Tuesday, Kansas State University responded to a photo showing two women wearing white K-State ponchos with the caption "Newest Members of the K-State Kool Kids."

The three K's in "K-State Kool Kids" are capitalized. Many believe this was done so intentionally to reference the Ku Klux Klan.

K-State Black Student Union President Darrell Reese Jr. says he's not angry at the person that posted the photo. He says he doesn't know the intent behind it, but regardless, he thinks it's clear what's being alluded to in the photo and he wants those involved to know their actions have consequences.

"When you see things like that, we are directly affected by it," Reese says. "Especially when it relates to the KKK and what that means in history."

He explains why he wasn't surprised by what he saw.

"In this year alone, we've seen multiple incidents (at Kansas State), starting with the noose (left in a tree), with the white supremacist signs posted up (on campus), and then now, this," Reese says.

He says there's a definite impact, whether or not the person who posted the controversial photo understood its perceived meaning.

There was a similar situation last year when four University of Kansas cheerleaders were suspended after the release of a Snapchat post that said, "KKK Go Trump."

Reese says he hopes Kansas State will take a strong stand on the issue to prevent these incidents from happening again.

Tuesday, the university issued the following statement in response to the Snapchat post:

Individuals posting through their private social media accounts do not represent or speak on behalf of the university. Our principles of community clearly articulate our shared values.

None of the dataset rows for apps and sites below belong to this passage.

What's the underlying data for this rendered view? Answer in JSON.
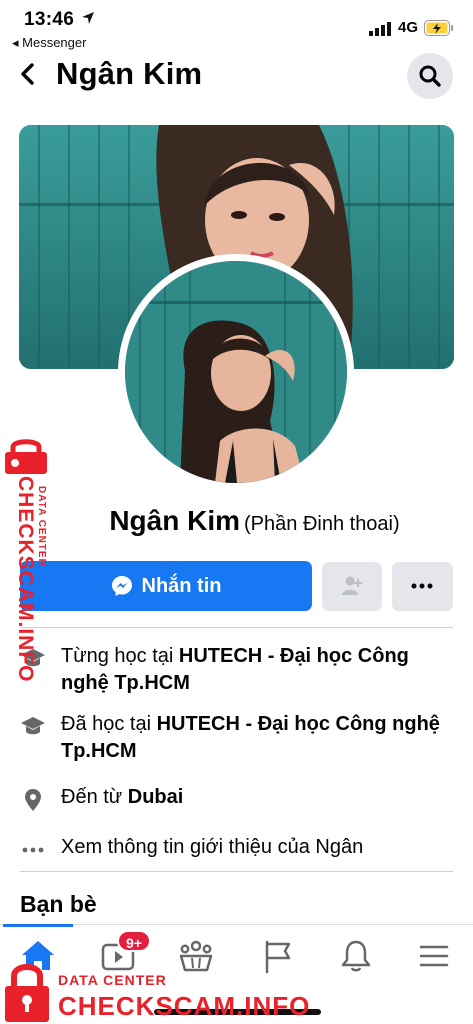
{
  "status_bar": {
    "time": "13:46",
    "back_app": "◂ Messenger",
    "network": "4G"
  },
  "header": {
    "title": "Ngân Kim"
  },
  "profile": {
    "name": "Ngân Kim",
    "alternate_name": "(Phần Đinh thoai)"
  },
  "actions": {
    "message_label": "Nhắn tin"
  },
  "info_rows": [
    {
      "icon": "graduation-cap-icon",
      "prefix": "Từng học tại ",
      "bold": "HUTECH - Đại học Công nghệ Tp.HCM",
      "suffix": ""
    },
    {
      "icon": "graduation-cap-icon",
      "prefix": "Đã học tại ",
      "bold": "HUTECH - Đại học Công nghệ Tp.HCM",
      "suffix": ""
    },
    {
      "icon": "location-pin-icon",
      "prefix": "Đến từ ",
      "bold": "Dubai",
      "suffix": ""
    },
    {
      "icon": "more-dots-icon",
      "prefix": "Xem thông tin giới thiệu của Ngân",
      "bold": "",
      "suffix": ""
    }
  ],
  "friends_title": "Bạn bè",
  "tabbar": {
    "video_badge": "9+",
    "tabs": [
      "home-icon",
      "video-icon",
      "groups-icon",
      "pages-flag-icon",
      "notifications-bell-icon",
      "menu-icon"
    ]
  },
  "watermark": {
    "side_main": "CHECKSCAM.INFO",
    "side_sub": "DATA CENTER",
    "bottom_sub": "DATA CENTER",
    "bottom_main": "CHECKSCAM.INFO"
  },
  "colors": {
    "brand_blue": "#1877f2",
    "button_grey": "#e4e6eb",
    "badge_red": "#e41e3f",
    "watermark_red": "#e8212b"
  }
}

Kansas State University is gathering facts about a post on social media that has generated significant comment and concern about racism. Once the facts have been gathered, the university will respond as appropriate.